• **WORK TASK**
Can you copy out the data exactly? Leave the images out.
● ● ● ● ● ● ●
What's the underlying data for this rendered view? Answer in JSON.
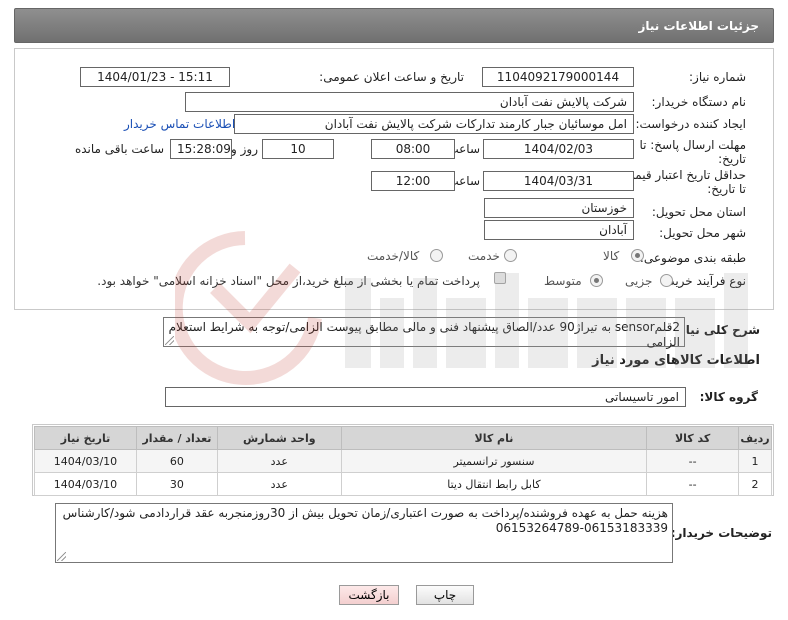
{
  "header": {
    "title": "جزئیات اطلاعات نیاز"
  },
  "form": {
    "need_number_label": "شماره نیاز:",
    "need_number": "1104092179000144",
    "announce_label": "تاریخ و ساعت اعلان عمومی:",
    "announce_value": "1404/01/23 - 15:11",
    "buyer_label": "نام دستگاه خریدار:",
    "buyer_value": "شرکت پالایش نفت آبادان",
    "creator_label": "ایجاد کننده درخواست:",
    "creator_value": "امل موسائیان جبار کارمند تدارکات شرکت پالایش نفت آبادان",
    "contact_link": "اطلاعات تماس خریدار",
    "deadline_label_1": "مهلت ارسال پاسخ: تا",
    "deadline_label_2": "تاریخ:",
    "deadline_date": "1404/02/03",
    "time_label": "ساعت",
    "deadline_time": "08:00",
    "days_value": "10",
    "days_label": "روز و",
    "remaining_time": "15:28:09",
    "remaining_label": "ساعت باقی مانده",
    "min_validity_label_1": "حداقل تاریخ اعتبار قیمت:",
    "min_validity_label_2": "تا تاریخ:",
    "validity_date": "1404/03/31",
    "validity_time": "12:00",
    "province_label": "استان محل تحویل:",
    "province_value": "خوزستان",
    "city_label": "شهر محل تحویل:",
    "city_value": "آبادان",
    "category_label": "طبقه بندی موضوعی:",
    "category_options": [
      "کالا",
      "خدمت",
      "کالا/خدمت"
    ],
    "process_label": "نوع فرآیند خرید :",
    "process_options": [
      "جزیی",
      "متوسط"
    ],
    "payment_text": "پرداخت تمام یا بخشی از مبلغ خرید،از محل \"اسناد خزانه اسلامی\" خواهد بود."
  },
  "description": {
    "label": "شرح کلی نیاز:",
    "value": "2قلمsensor به تیراژ90 عدد/الصاق پیشنهاد فنی و مالی مطابق پیوست الزامی/توجه به شرایط استعلام الزامی"
  },
  "goods": {
    "section_title": "اطلاعات کالاهای مورد نیاز",
    "group_label": "گروه کالا:",
    "group_value": "امور تاسیساتی",
    "columns": [
      "ردیف",
      "کد کالا",
      "نام کالا",
      "واحد شمارش",
      "تعداد / مقدار",
      "تاریخ نیاز"
    ],
    "rows": [
      {
        "row": "1",
        "code": "--",
        "name": "سنسور ترانسمیتر",
        "unit": "عدد",
        "qty": "60",
        "date": "1404/03/10"
      },
      {
        "row": "2",
        "code": "--",
        "name": "کابل رابط انتقال دیتا",
        "unit": "عدد",
        "qty": "30",
        "date": "1404/03/10"
      }
    ]
  },
  "notes": {
    "label": "توضیحات خریدار:",
    "line1": "هزینه حمل به عهده فروشنده/پرداخت به صورت اعتباری/زمان تحویل بیش از 30روزمنجربه عقد قراردادمی شود/کارشناس",
    "line2": "06153264789-06153183339"
  },
  "buttons": {
    "print": "چاپ",
    "back": "بازگشت"
  },
  "colors": {
    "header_bg": "#808080",
    "link": "#1a4fb5",
    "back_button": "#f3cfcf"
  }
}
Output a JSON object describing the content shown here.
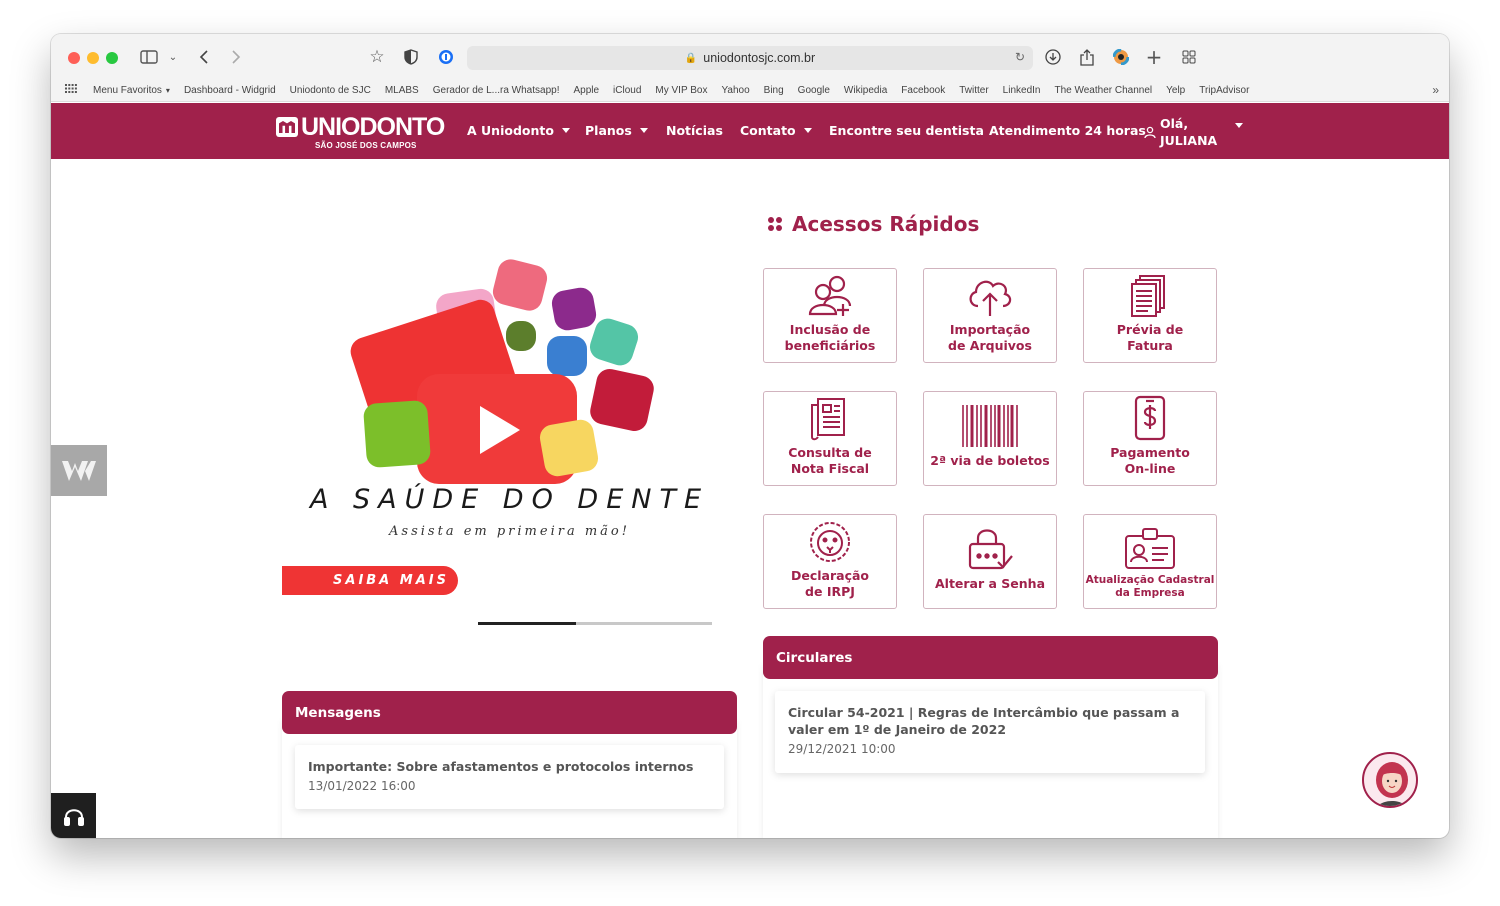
{
  "browser": {
    "url": "uniodontosjc.com.br",
    "bookmarks": [
      "Menu Favoritos",
      "Dashboard - Widgrid",
      "Uniodonto de SJC",
      "MLABS",
      "Gerador de L...ra Whatsapp!",
      "Apple",
      "iCloud",
      "My VIP Box",
      "Yahoo",
      "Bing",
      "Google",
      "Wikipedia",
      "Facebook",
      "Twitter",
      "LinkedIn",
      "The Weather Channel",
      "Yelp",
      "TripAdvisor"
    ],
    "more": "»"
  },
  "nav": {
    "logo_main": "UNIODONTO",
    "logo_sub": "SÃO JOSÉ DOS CAMPOS",
    "items": [
      "A Uniodonto",
      "Planos",
      "Notícias",
      "Contato",
      "Encontre seu dentista",
      "Atendimento 24 horas"
    ],
    "greeting": "Olá,",
    "user_name": "JULIANA"
  },
  "hero": {
    "title": "A SAÚDE DO DENTE",
    "subtitle": "Assista em primeira mão!",
    "cta": "SAIBA MAIS",
    "progress": 0.42
  },
  "quick_access": {
    "title": "Acessos Rápidos",
    "items": [
      {
        "label1": "Inclusão de",
        "label2": "beneficiários",
        "icon": "add-user-icon"
      },
      {
        "label1": "Importação",
        "label2": "de Arquivos",
        "icon": "cloud-upload-icon"
      },
      {
        "label1": "Prévia de",
        "label2": "Fatura",
        "icon": "document-stack-icon"
      },
      {
        "label1": "Consulta de",
        "label2": "Nota Fiscal",
        "icon": "newspaper-icon"
      },
      {
        "label1": "2ª via de boletos",
        "label2": "",
        "icon": "barcode-icon"
      },
      {
        "label1": "Pagamento",
        "label2": "On-line",
        "icon": "mobile-payment-icon"
      },
      {
        "label1": "Declaração",
        "label2": "de IRPJ",
        "icon": "lion-icon"
      },
      {
        "label1": "Alterar a Senha",
        "label2": "",
        "icon": "password-lock-icon"
      },
      {
        "label1": "Atualização Cadastral",
        "label2": "da Empresa",
        "icon": "id-card-icon"
      }
    ]
  },
  "mensagens": {
    "title": "Mensagens",
    "items": [
      {
        "title": "Importante: Sobre afastamentos e protocolos internos",
        "date": "13/01/2022 16:00"
      }
    ]
  },
  "circulares": {
    "title": "Circulares",
    "items": [
      {
        "title": "Circular 54-2021 | Regras de Intercâmbio que passam a valer em 1º de Janeiro de 2022",
        "date": "29/12/2021 10:00"
      }
    ]
  },
  "colors": {
    "brand": "#a0214b",
    "cta": "#ef3434"
  }
}
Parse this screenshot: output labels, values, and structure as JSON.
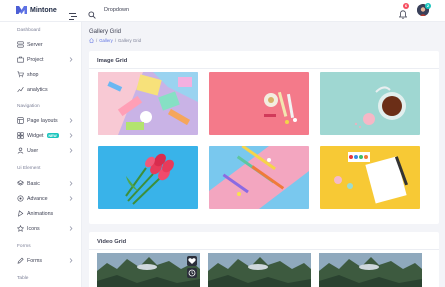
{
  "app": {
    "logo_text": "Mintone"
  },
  "header": {
    "dropdown_label": "Dropdown",
    "notification_count": "6",
    "avatar_badge": "2"
  },
  "sidebar": {
    "sections": [
      {
        "title": "Dashboard",
        "items": [
          {
            "label": "Server",
            "icon": "server-icon",
            "chevron": false
          },
          {
            "label": "Project",
            "icon": "project-icon",
            "chevron": true
          },
          {
            "label": "shop",
            "icon": "shop-icon",
            "chevron": false
          },
          {
            "label": "analytics",
            "icon": "analytics-icon",
            "chevron": false
          }
        ]
      },
      {
        "title": "Navigation",
        "items": [
          {
            "label": "Page layouts",
            "icon": "layout-icon",
            "chevron": true
          },
          {
            "label": "Widget",
            "icon": "widget-icon",
            "chevron": true,
            "badge": "NEW"
          },
          {
            "label": "User",
            "icon": "user-icon",
            "chevron": true
          }
        ]
      },
      {
        "title": "Ui Element",
        "items": [
          {
            "label": "Basic",
            "icon": "basic-icon",
            "chevron": true
          },
          {
            "label": "Advance",
            "icon": "advance-icon",
            "chevron": true
          },
          {
            "label": "Animations",
            "icon": "animation-icon",
            "chevron": false
          },
          {
            "label": "Icons",
            "icon": "icons-icon",
            "chevron": true
          }
        ]
      },
      {
        "title": "Forms",
        "items": [
          {
            "label": "Forms",
            "icon": "forms-icon",
            "chevron": true
          }
        ]
      },
      {
        "title": "Table",
        "items": []
      }
    ]
  },
  "page": {
    "title": "Gallery Grid",
    "breadcrumb": {
      "parent": "Gallery",
      "current": "Gallery Grid"
    }
  },
  "image_grid": {
    "title": "Image Grid"
  },
  "video_grid": {
    "title": "Video Grid"
  },
  "colors": {
    "accent": "#5e72e4",
    "badge_red": "#f64e60",
    "badge_teal": "#1bc5bd"
  }
}
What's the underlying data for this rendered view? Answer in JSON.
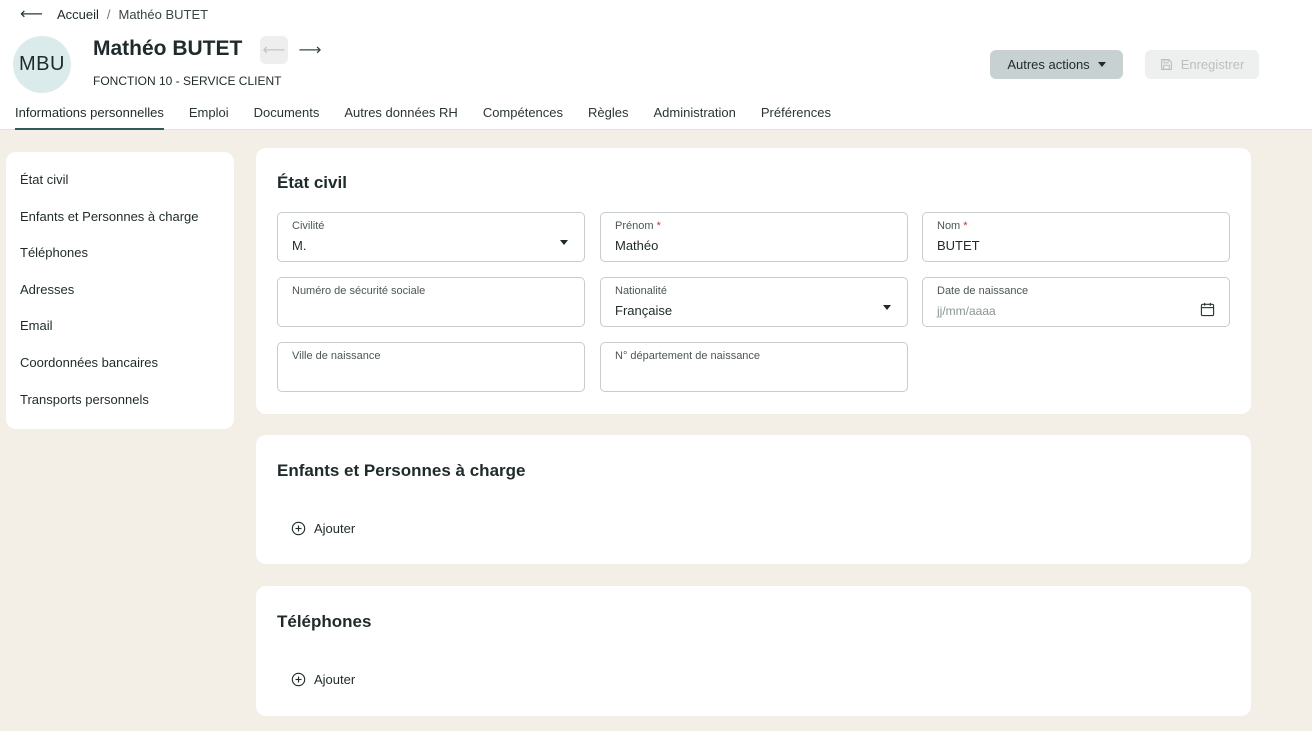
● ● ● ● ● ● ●
• **ANSWER SPACE**
What's the underlying data for this rendered view? Answer in JSON.
{
  "header": {
    "title": "جزئیات اطلاعات نیاز"
  },
  "form": {
    "need_number_label": "شماره نیاز:",
    "need_number": "1104092179000144",
    "announce_label": "تاریخ و ساعت اعلان عمومی:",
    "announce_value": "1404/01/23 - 15:11",
    "buyer_label": "نام دستگاه خریدار:",
    "buyer_value": "شرکت پالایش نفت آبادان",
    "creator_label": "ایجاد کننده درخواست:",
    "creator_value": "امل موسائیان جبار کارمند تدارکات شرکت پالایش نفت آبادان",
    "contact_link": "اطلاعات تماس خریدار",
    "deadline_label_1": "مهلت ارسال پاسخ: تا",
    "deadline_label_2": "تاریخ:",
    "deadline_date": "1404/02/03",
    "time_label": "ساعت",
    "deadline_time": "08:00",
    "days_value": "10",
    "days_label": "روز و",
    "remaining_time": "15:28:09",
    "remaining_label": "ساعت باقی مانده",
    "min_validity_label_1": "حداقل تاریخ اعتبار قیمت:",
    "min_validity_label_2": "تا تاریخ:",
    "validity_date": "1404/03/31",
    "validity_time": "12:00",
    "province_label": "استان محل تحویل:",
    "province_value": "خوزستان",
    "city_label": "شهر محل تحویل:",
    "city_value": "آبادان",
    "category_label": "طبقه بندی موضوعی:",
    "category_options": [
      "کالا",
      "خدمت",
      "کالا/خدمت"
    ],
    "process_label": "نوع فرآیند خرید :",
    "process_options": [
      "جزیی",
      "متوسط"
    ],
    "payment_text": "پرداخت تمام یا بخشی از مبلغ خرید،از محل \"اسناد خزانه اسلامی\" خواهد بود."
  },
  "description": {
    "label": "شرح کلی نیاز:",
    "value": "2قلمsensor به تیراژ90 عدد/الصاق پیشنهاد فنی و مالی مطابق پیوست الزامی/توجه به شرایط استعلام الزامی"
  },
  "goods": {
    "section_title": "اطلاعات کالاهای مورد نیاز",
    "group_label": "گروه کالا:",
    "group_value": "امور تاسیساتی",
    "columns": [
      "ردیف",
      "کد کالا",
      "نام کالا",
      "واحد شمارش",
      "تعداد / مقدار",
      "تاریخ نیاز"
    ],
    "rows": [
      {
        "row": "1",
        "code": "--",
        "name": "سنسور ترانسمیتر",
        "unit": "عدد",
        "qty": "60",
        "date": "1404/03/10"
      },
      {
        "row": "2",
        "code": "--",
        "name": "کابل رابط انتقال دیتا",
        "unit": "عدد",
        "qty": "30",
        "date": "1404/03/10"
      }
    ]
  },
  "notes": {
    "label": "توضیحات خریدار:",
    "line1": "هزینه حمل به عهده فروشنده/پرداخت به صورت اعتباری/زمان تحویل بیش از 30روزمنجربه عقد قراردادمی شود/کارشناس",
    "line2": "06153264789-06153183339"
  },
  "buttons": {
    "print": "چاپ",
    "back": "بازگشت"
  },
  "colors": {
    "header_bg": "#808080",
    "link": "#1a4fb5",
    "back_button": "#f3cfcf"
  }
}
Output a JSON object describing the content shown here.
{
  "browser": {
    "url": "uniodontosjc.com.br",
    "bookmarks": [
      "Menu Favoritos",
      "Dashboard - Widgrid",
      "Uniodonto de SJC",
      "MLABS",
      "Gerador de L...ra Whatsapp!",
      "Apple",
      "iCloud",
      "My VIP Box",
      "Yahoo",
      "Bing",
      "Google",
      "Wikipedia",
      "Facebook",
      "Twitter",
      "LinkedIn",
      "The Weather Channel",
      "Yelp",
      "TripAdvisor"
    ],
    "more": "»"
  },
  "nav": {
    "logo_main": "UNIODONTO",
    "logo_sub": "SÃO JOSÉ DOS CAMPOS",
    "items": [
      "A Uniodonto",
      "Planos",
      "Notícias",
      "Contato",
      "Encontre seu dentista",
      "Atendimento 24 horas"
    ],
    "greeting": "Olá,",
    "user_name": "JULIANA"
  },
  "hero": {
    "title": "A SAÚDE DO DENTE",
    "subtitle": "Assista em primeira mão!",
    "cta": "SAIBA MAIS",
    "progress": 0.42
  },
  "quick_access": {
    "title": "Acessos Rápidos",
    "items": [
      {
        "label1": "Inclusão de",
        "label2": "beneficiários",
        "icon": "add-user-icon"
      },
      {
        "label1": "Importação",
        "label2": "de Arquivos",
        "icon": "cloud-upload-icon"
      },
      {
        "label1": "Prévia de",
        "label2": "Fatura",
        "icon": "document-stack-icon"
      },
      {
        "label1": "Consulta de",
        "label2": "Nota Fiscal",
        "icon": "newspaper-icon"
      },
      {
        "label1": "2ª via de boletos",
        "label2": "",
        "icon": "barcode-icon"
      },
      {
        "label1": "Pagamento",
        "label2": "On-line",
        "icon": "mobile-payment-icon"
      },
      {
        "label1": "Declaração",
        "label2": "de IRPJ",
        "icon": "lion-icon"
      },
      {
        "label1": "Alterar a Senha",
        "label2": "",
        "icon": "password-lock-icon"
      },
      {
        "label1": "Atualização Cadastral",
        "label2": "da Empresa",
        "icon": "id-card-icon"
      }
    ]
  },
  "mensagens": {
    "title": "Mensagens",
    "items": [
      {
        "title": "Importante: Sobre afastamentos e protocolos internos",
        "date": "13/01/2022 16:00"
      }
    ]
  },
  "circulares": {
    "title": "Circulares",
    "items": [
      {
        "title": "Circular 54-2021 | Regras de Intercâmbio que passam a valer em 1º de Janeiro de 2022",
        "date": "29/12/2021 10:00"
      }
    ]
  },
  "colors": {
    "brand": "#a0214b",
    "cta": "#ef3434"
  }
}
Parse this screenshot: output labels, values, and structure as JSON.
{
  "app": {
    "logo_text": "Mintone"
  },
  "header": {
    "dropdown_label": "Dropdown",
    "notification_count": "6",
    "avatar_badge": "2"
  },
  "sidebar": {
    "sections": [
      {
        "title": "Dashboard",
        "items": [
          {
            "label": "Server",
            "icon": "server-icon",
            "chevron": false
          },
          {
            "label": "Project",
            "icon": "project-icon",
            "chevron": true
          },
          {
            "label": "shop",
            "icon": "shop-icon",
            "chevron": false
          },
          {
            "label": "analytics",
            "icon": "analytics-icon",
            "chevron": false
          }
        ]
      },
      {
        "title": "Navigation",
        "items": [
          {
            "label": "Page layouts",
            "icon": "layout-icon",
            "chevron": true
          },
          {
            "label": "Widget",
            "icon": "widget-icon",
            "chevron": true,
            "badge": "NEW"
          },
          {
            "label": "User",
            "icon": "user-icon",
            "chevron": true
          }
        ]
      },
      {
        "title": "Ui Element",
        "items": [
          {
            "label": "Basic",
            "icon": "basic-icon",
            "chevron": true
          },
          {
            "label": "Advance",
            "icon": "advance-icon",
            "chevron": true
          },
          {
            "label": "Animations",
            "icon": "animation-icon",
            "chevron": false
          },
          {
            "label": "Icons",
            "icon": "icons-icon",
            "chevron": true
          }
        ]
      },
      {
        "title": "Forms",
        "items": [
          {
            "label": "Forms",
            "icon": "forms-icon",
            "chevron": true
          }
        ]
      },
      {
        "title": "Table",
        "items": []
      }
    ]
  },
  "page": {
    "title": "Gallery Grid",
    "breadcrumb": {
      "parent": "Gallery",
      "current": "Gallery Grid"
    }
  },
  "image_grid": {
    "title": "Image Grid"
  },
  "video_grid": {
    "title": "Video Grid"
  },
  "colors": {
    "accent": "#5e72e4",
    "badge_red": "#f64e60",
    "badge_teal": "#1bc5bd"
  }
}
What's the underlying data for this rendered view? Answer in JSON.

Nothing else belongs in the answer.